Data records for software interfaces
####
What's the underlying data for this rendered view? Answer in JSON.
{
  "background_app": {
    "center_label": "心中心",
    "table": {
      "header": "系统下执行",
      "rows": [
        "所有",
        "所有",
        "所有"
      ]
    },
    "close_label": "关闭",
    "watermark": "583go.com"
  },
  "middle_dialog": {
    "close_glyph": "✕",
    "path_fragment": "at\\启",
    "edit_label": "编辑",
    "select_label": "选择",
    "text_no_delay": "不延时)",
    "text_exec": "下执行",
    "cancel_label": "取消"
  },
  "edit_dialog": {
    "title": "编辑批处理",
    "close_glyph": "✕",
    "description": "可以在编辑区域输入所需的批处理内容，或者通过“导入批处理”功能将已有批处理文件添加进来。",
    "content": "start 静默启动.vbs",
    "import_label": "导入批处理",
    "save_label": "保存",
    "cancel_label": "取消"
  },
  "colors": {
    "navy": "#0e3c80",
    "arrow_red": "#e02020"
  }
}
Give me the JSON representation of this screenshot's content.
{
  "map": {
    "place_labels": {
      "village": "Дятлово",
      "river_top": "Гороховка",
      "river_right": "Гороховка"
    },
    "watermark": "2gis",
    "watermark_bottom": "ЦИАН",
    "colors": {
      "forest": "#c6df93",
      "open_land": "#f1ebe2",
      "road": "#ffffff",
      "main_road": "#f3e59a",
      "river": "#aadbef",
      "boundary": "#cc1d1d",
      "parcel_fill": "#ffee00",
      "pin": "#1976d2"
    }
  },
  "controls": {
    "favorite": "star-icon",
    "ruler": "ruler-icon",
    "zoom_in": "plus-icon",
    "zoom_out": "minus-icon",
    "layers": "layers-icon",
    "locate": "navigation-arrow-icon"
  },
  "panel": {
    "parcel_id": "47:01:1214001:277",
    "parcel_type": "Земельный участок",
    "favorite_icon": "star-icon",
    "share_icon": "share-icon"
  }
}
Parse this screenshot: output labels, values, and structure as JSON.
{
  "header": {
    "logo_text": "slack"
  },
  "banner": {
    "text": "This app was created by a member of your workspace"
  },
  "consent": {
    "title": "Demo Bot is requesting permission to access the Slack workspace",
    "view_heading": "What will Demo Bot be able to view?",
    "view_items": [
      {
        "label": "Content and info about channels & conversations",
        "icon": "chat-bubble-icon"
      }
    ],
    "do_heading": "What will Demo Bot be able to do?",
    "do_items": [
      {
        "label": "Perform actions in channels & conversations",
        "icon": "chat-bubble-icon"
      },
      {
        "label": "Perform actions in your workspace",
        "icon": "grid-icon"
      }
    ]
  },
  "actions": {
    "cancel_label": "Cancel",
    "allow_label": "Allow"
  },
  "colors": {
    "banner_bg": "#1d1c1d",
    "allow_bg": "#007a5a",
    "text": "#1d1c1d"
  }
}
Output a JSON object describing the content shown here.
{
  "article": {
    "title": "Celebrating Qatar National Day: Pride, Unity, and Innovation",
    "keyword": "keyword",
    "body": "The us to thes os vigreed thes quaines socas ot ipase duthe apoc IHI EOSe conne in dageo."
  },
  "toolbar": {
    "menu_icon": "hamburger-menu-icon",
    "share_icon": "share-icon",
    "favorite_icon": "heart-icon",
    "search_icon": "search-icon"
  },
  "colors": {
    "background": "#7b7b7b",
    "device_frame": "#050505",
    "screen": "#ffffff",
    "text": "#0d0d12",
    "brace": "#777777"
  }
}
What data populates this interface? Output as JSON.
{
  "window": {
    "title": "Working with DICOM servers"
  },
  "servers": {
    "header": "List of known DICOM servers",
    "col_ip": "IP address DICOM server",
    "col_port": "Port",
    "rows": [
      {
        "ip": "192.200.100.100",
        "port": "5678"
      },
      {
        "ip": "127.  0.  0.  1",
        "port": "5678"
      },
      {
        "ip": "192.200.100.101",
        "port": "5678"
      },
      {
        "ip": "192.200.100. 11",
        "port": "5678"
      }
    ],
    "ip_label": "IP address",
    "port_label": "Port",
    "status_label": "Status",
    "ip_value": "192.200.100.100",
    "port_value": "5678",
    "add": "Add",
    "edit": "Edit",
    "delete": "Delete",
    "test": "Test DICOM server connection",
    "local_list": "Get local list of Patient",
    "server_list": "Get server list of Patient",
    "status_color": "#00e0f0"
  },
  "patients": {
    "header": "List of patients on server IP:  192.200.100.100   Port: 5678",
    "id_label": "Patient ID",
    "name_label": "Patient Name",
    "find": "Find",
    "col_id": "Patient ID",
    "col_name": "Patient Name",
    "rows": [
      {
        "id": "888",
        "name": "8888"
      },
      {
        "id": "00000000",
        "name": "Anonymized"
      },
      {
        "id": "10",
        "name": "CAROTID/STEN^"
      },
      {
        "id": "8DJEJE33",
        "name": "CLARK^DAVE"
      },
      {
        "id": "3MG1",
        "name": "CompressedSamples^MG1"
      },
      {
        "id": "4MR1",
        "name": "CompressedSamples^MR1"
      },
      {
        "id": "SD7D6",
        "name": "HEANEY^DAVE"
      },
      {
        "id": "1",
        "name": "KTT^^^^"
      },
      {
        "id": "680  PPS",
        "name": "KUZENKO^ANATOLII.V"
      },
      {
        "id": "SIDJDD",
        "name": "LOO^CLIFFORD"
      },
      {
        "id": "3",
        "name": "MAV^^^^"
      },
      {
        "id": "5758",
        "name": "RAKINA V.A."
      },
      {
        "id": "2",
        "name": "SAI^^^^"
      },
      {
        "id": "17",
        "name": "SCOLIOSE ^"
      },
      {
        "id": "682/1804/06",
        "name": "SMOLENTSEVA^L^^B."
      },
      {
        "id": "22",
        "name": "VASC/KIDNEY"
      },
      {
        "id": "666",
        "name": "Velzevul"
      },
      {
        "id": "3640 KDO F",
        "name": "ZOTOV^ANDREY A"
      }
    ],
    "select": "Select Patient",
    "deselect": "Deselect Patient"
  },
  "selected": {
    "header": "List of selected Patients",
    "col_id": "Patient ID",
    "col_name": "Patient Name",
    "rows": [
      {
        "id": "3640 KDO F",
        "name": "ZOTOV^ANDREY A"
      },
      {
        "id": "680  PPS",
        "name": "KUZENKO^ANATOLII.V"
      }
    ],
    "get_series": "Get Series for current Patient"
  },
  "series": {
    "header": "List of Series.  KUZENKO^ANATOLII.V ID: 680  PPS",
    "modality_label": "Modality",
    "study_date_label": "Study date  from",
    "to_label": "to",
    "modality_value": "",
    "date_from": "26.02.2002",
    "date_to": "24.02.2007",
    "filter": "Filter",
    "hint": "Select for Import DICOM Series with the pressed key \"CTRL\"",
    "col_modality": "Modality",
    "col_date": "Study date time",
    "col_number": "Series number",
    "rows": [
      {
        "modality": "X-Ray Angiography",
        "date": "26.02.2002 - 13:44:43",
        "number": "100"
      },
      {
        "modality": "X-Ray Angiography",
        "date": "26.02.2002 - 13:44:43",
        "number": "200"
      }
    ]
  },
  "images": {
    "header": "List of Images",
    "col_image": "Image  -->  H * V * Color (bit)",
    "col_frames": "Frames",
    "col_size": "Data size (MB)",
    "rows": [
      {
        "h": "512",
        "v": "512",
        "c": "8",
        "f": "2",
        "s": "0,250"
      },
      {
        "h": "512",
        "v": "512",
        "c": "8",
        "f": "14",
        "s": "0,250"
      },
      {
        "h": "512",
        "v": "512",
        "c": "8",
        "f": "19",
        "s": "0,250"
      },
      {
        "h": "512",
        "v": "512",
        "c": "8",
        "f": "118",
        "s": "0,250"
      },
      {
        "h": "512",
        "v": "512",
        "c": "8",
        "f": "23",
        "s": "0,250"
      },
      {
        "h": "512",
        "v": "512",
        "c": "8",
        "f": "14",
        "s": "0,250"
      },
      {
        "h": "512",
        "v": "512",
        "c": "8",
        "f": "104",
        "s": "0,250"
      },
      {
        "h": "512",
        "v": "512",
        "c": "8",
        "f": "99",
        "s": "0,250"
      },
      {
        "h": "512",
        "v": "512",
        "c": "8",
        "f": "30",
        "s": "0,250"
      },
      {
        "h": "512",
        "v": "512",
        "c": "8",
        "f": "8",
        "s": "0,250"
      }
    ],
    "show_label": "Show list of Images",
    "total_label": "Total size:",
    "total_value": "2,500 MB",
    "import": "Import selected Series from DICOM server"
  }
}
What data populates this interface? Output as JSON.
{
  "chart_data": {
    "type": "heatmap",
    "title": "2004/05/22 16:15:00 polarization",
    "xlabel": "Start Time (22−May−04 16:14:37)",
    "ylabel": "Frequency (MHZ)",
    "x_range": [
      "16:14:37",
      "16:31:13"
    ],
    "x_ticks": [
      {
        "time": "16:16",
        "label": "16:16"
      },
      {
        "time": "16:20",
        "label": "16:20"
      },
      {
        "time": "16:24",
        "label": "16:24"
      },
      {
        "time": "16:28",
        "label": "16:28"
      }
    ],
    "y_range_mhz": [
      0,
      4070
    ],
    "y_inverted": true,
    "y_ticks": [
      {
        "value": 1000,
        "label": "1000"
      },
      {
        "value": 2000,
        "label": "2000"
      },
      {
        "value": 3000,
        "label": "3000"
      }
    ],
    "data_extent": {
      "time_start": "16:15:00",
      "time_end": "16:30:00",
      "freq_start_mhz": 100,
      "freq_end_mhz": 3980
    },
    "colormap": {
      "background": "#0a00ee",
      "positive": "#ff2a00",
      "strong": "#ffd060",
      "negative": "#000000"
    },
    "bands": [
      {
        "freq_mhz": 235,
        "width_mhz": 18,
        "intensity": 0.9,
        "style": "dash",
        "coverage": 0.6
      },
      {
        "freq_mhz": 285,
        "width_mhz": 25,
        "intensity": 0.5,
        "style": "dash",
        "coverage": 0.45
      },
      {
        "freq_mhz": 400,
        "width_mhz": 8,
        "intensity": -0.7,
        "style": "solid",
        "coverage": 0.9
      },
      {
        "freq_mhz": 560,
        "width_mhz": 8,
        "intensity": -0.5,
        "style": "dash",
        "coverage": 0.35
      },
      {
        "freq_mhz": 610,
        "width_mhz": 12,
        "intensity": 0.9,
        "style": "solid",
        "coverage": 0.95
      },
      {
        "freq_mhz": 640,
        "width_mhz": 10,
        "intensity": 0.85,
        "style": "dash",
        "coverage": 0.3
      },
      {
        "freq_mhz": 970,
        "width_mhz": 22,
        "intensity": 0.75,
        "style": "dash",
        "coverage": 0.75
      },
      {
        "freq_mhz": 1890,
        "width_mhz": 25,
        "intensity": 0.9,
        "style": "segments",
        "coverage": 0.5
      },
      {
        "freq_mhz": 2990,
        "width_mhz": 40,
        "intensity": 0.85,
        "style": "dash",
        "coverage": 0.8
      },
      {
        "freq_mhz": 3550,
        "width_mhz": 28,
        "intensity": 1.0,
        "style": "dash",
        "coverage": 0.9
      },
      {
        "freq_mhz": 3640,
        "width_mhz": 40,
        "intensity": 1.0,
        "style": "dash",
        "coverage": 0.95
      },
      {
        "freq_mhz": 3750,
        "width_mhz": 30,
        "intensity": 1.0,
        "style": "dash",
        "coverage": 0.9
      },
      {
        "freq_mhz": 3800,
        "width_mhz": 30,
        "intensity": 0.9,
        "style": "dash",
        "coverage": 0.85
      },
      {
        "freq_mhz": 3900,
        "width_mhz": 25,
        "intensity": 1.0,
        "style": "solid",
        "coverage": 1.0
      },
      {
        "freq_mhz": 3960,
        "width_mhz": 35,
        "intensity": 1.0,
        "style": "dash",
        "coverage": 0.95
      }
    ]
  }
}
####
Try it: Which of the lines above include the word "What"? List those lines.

Exercise result:
What's the underlying data for this rendered view? Answer in JSON.
    "view_heading": "What will Demo Bot be able to view?",
    "do_heading": "What will Demo Bot be able to do?",
What data populates this interface? Output as JSON.
What data populates this interface? Output as JSON.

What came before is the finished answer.